Specific objectives are:
- Evaluation of genome-wide DNA variability influencing susceptibility to miscarriage, idiopathic PL, stillbirth and related conditions within the single-trait and multi-phenotype genome-wide association study (MP-GWAS). These analyses will be done in the UK biobank (UKBB) and replicated in other large-scale datasets.
- Dissection of causal relationships between idiopathic PL and related conditions within the bi-directional Mendelian Randomization (MR) analysis. The student will use studies from WP1 and a number of publicly available trait-specific datasets for this analysis.
- Implementation of machine learning and data fusion approaches to combine multiple individual health data characteristics, genomic, metabolomic, blood biochemistry and other data for prediction of women’s reproductive health outcomes during pregnancy and development of prevention strategies for health systems.
Supervisors: Prof Inga Prokopenko, Dr Adam Mahdi.
Starting in January 2023.
You will need to meet the minimum entry requirements for our PhD programme.
All applicants should have (or expect to obtain) a first-class degree in a numerate discipline (mathematics, science or engineering) or MSc with Distinction (or 70% average) and a strong interest in pursuing research in this field. Additional experience which is relevant to the area of research is also advantageous.

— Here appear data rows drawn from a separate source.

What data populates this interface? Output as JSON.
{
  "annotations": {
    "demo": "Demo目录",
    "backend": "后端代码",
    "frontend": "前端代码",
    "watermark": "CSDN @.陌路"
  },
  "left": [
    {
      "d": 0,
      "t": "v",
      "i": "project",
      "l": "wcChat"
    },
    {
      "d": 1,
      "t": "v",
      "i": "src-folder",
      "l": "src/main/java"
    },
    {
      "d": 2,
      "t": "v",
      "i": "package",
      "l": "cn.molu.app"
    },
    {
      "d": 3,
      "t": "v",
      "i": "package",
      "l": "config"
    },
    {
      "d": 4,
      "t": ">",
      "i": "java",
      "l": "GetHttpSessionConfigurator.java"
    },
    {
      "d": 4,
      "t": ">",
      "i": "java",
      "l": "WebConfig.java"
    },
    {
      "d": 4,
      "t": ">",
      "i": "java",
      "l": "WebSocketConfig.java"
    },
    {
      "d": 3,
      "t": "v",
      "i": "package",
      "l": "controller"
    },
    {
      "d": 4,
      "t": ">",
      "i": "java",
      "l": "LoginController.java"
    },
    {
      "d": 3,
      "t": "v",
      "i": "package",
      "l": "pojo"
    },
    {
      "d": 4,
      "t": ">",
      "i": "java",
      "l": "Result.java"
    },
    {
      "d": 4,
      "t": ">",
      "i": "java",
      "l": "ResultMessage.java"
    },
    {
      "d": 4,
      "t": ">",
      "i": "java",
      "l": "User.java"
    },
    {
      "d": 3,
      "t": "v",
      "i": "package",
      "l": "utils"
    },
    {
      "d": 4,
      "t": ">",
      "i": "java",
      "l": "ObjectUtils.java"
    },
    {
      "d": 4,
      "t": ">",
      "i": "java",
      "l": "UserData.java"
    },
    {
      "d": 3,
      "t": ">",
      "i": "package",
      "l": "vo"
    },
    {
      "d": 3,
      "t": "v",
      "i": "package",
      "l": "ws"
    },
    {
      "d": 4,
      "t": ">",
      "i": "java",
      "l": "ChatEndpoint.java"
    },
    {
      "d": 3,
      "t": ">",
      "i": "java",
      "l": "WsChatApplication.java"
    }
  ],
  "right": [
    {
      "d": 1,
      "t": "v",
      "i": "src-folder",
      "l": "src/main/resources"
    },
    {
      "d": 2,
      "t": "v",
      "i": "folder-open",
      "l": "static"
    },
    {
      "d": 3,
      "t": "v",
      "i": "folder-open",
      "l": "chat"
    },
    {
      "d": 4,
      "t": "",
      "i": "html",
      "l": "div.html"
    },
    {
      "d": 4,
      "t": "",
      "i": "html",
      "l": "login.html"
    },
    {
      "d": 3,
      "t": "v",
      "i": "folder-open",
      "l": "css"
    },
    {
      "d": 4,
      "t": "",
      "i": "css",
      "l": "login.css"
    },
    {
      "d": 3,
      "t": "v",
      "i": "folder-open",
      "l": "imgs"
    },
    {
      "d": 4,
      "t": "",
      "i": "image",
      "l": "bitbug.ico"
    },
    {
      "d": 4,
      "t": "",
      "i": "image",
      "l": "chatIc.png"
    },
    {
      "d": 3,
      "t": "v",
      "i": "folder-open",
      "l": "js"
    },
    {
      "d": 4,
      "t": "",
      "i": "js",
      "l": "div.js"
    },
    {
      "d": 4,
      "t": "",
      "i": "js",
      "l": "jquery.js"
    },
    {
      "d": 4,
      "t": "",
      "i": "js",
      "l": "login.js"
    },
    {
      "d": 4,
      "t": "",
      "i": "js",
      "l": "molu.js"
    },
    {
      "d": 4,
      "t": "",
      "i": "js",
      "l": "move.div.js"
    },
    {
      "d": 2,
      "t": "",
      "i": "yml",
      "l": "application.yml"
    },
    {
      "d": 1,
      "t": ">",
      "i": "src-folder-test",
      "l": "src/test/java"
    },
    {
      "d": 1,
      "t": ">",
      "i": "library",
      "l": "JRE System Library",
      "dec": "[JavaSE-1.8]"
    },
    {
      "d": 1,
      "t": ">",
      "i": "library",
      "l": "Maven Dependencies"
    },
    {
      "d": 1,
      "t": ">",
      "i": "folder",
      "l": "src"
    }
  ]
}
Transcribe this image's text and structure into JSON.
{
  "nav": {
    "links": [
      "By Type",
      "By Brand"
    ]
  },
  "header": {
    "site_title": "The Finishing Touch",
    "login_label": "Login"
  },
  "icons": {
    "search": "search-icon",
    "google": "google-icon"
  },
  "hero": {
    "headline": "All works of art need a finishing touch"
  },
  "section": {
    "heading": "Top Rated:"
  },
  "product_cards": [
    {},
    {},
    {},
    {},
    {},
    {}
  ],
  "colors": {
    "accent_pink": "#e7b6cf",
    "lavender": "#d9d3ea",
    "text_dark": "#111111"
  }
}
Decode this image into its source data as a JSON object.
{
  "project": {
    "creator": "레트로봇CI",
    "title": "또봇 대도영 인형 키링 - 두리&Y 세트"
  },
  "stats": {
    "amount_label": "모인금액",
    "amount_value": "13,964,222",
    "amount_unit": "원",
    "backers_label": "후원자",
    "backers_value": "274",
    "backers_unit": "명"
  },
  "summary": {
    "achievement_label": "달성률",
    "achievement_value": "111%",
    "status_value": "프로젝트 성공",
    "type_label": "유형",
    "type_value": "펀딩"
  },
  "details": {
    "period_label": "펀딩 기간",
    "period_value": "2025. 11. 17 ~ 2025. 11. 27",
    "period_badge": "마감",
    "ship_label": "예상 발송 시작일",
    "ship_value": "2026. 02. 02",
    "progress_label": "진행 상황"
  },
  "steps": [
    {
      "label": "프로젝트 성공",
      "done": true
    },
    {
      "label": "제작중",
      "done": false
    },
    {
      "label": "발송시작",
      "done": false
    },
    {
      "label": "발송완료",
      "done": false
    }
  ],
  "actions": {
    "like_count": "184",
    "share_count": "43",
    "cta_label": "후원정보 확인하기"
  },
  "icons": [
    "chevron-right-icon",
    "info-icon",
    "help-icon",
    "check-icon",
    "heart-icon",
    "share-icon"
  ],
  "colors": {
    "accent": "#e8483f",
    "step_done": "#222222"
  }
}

How to apply
Applications should be submitted via the Biosciences and Medicine PhD programme page. In place of a research proposal you should upload a document stating the title of the project that you wish to apply for and the name of the relevant supervisor.